In summary, these results suggest that those who are questioning the viability of the euro area as a single currency area on the grounds of economic heterogeneity are misguided. Over the past 12 years, this has been broadly similar in the euro area and the United States.
So divergences in economic performance among member states in the EMU and US may not be all that different, but then there are matters of international and political configuration. While American federalism may not bind states to the central government as tightly as in some other countries, its working principles for sovereignty are more worked out than those in the EU where supranational authority is still in question. What is Trichet's solution? Being a Frenchman at an institution modelled after the Bundesbank (the ECB), more central surveillance is his reply:
The existing economic governance framework has been incorrectly implemented and, more importantly, has proved to be insufficiently binding while lacking appropriate comprehensiveness.

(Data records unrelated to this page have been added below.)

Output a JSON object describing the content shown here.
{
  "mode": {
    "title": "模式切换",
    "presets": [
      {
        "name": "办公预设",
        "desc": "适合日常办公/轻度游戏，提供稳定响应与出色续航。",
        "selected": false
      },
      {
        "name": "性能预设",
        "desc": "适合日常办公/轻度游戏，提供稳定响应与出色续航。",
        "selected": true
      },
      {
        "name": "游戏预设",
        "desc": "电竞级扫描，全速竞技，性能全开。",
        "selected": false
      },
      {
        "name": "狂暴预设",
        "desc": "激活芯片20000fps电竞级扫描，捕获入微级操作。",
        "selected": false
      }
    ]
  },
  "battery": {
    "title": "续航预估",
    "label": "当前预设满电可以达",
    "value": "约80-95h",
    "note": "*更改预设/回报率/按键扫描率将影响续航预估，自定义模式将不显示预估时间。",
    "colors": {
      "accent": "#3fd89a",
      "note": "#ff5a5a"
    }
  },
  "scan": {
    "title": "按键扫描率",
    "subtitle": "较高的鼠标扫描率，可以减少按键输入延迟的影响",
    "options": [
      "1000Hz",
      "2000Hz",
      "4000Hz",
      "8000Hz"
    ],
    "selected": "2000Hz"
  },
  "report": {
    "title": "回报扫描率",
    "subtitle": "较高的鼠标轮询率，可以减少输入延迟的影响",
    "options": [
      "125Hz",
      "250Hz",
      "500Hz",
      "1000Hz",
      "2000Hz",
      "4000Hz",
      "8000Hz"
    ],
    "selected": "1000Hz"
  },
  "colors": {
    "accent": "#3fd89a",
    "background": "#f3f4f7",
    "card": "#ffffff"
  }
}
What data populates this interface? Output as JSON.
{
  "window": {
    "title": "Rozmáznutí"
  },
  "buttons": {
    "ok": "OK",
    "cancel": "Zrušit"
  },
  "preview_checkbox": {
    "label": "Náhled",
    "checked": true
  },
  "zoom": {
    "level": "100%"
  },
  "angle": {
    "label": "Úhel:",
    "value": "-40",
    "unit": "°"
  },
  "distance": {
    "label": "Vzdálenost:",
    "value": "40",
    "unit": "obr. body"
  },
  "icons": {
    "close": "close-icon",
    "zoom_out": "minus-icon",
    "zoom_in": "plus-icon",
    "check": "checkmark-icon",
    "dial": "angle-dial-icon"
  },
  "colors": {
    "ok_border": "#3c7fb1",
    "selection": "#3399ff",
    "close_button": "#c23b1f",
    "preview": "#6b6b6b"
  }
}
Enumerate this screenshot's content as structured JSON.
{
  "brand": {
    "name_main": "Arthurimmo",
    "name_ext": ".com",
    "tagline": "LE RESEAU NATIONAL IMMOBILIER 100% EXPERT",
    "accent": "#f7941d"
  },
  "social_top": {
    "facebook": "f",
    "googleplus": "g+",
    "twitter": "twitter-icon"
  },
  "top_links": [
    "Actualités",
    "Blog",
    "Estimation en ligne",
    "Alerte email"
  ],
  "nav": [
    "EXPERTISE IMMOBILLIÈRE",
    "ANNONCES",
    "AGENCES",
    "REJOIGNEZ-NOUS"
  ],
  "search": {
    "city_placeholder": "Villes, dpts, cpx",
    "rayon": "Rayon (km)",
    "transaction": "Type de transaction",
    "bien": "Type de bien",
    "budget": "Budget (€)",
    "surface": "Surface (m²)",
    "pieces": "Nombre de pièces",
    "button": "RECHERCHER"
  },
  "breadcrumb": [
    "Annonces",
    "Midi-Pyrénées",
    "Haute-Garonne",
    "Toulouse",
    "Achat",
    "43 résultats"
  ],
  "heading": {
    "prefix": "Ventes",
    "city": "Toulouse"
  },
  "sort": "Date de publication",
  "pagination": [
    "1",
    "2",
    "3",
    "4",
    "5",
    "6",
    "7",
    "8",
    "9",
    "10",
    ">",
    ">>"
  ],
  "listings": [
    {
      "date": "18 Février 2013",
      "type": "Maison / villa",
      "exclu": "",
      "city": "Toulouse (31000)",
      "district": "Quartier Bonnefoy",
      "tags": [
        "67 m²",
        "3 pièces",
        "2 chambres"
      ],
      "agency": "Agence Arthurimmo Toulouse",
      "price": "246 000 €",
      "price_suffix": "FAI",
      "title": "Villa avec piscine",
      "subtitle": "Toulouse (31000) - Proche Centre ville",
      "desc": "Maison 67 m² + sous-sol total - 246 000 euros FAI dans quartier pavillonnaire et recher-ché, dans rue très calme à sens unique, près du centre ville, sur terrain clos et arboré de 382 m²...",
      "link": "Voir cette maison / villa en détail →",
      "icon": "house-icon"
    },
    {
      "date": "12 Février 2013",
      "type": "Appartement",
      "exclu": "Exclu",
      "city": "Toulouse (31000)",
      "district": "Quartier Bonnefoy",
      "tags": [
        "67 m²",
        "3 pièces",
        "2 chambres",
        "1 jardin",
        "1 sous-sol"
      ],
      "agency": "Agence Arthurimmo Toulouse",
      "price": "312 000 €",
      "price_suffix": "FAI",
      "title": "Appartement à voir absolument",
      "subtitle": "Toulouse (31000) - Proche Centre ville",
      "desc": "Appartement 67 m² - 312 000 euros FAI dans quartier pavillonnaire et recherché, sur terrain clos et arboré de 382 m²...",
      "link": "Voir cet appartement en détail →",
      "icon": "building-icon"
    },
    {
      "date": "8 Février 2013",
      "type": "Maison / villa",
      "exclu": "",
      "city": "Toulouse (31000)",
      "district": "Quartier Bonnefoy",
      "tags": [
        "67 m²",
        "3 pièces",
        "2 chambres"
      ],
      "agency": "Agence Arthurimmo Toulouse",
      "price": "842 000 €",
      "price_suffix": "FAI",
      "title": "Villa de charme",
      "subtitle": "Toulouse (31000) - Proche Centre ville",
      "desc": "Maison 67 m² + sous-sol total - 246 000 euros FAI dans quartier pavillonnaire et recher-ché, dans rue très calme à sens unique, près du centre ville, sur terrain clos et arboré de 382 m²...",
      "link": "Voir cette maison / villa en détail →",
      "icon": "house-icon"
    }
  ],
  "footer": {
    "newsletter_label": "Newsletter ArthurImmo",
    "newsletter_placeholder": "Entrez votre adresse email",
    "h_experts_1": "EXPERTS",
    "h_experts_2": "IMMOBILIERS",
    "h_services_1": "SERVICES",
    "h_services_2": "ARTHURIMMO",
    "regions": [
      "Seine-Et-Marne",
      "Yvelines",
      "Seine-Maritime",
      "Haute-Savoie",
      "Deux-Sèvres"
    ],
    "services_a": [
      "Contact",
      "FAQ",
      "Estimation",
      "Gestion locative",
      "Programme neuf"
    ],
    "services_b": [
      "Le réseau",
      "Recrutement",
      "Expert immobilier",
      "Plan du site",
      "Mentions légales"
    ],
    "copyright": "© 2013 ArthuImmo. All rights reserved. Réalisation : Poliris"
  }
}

Today’s reform of the governance framework has to take the current constitutional framework. We have to accept this situation as a given, at least for the foreseeable future, even if I am convinced that we have already to reflect upon further steps for economic governance in the longer term. Today, we have to empower the institutional arrangements that are already in place to the point at which they can really and durably inspire confidence.

The requirements for a very significant reinforcement of the fiscal surveillance of the Stability and Growth Pact and for the creation of a new surveillance of competitive indicators and macroeconomic policy have been discussed widely and in much detail.

As you may know, the ECB takes the strong view that there is the need for more speed and automaticity in the sanctioning mechanism, particularly in the Stability and Growth Pact, but also in the broader macroeconomic policy surveillance framework. The experience of the past months has vividly demonstrated the importance of a timely correction of internal and external imbalances.
Argue if you will with his logic, but it is very much in the "ever-closer union" vein to prevent future crises. Left to their devices, errant members will misreport macroeconomic data to paint a brighter picture of their national situations. To mitigate this "moral hazard," they must be more accountable to the centre. Surely it's a familiar if controversial notion, but that's roughly where the thinking of ECB powers-that-be lies at the current time.

Would Greece have been let into the EU if the true rottenness of its finances were known beforehand? Or, would Greece's situation have been addressed earlier had the magnitude of its problems been known at an earlier date? The ECB is keen on not losing any more sleep in the future over such counterfacturals through far more vigilant scrutiny.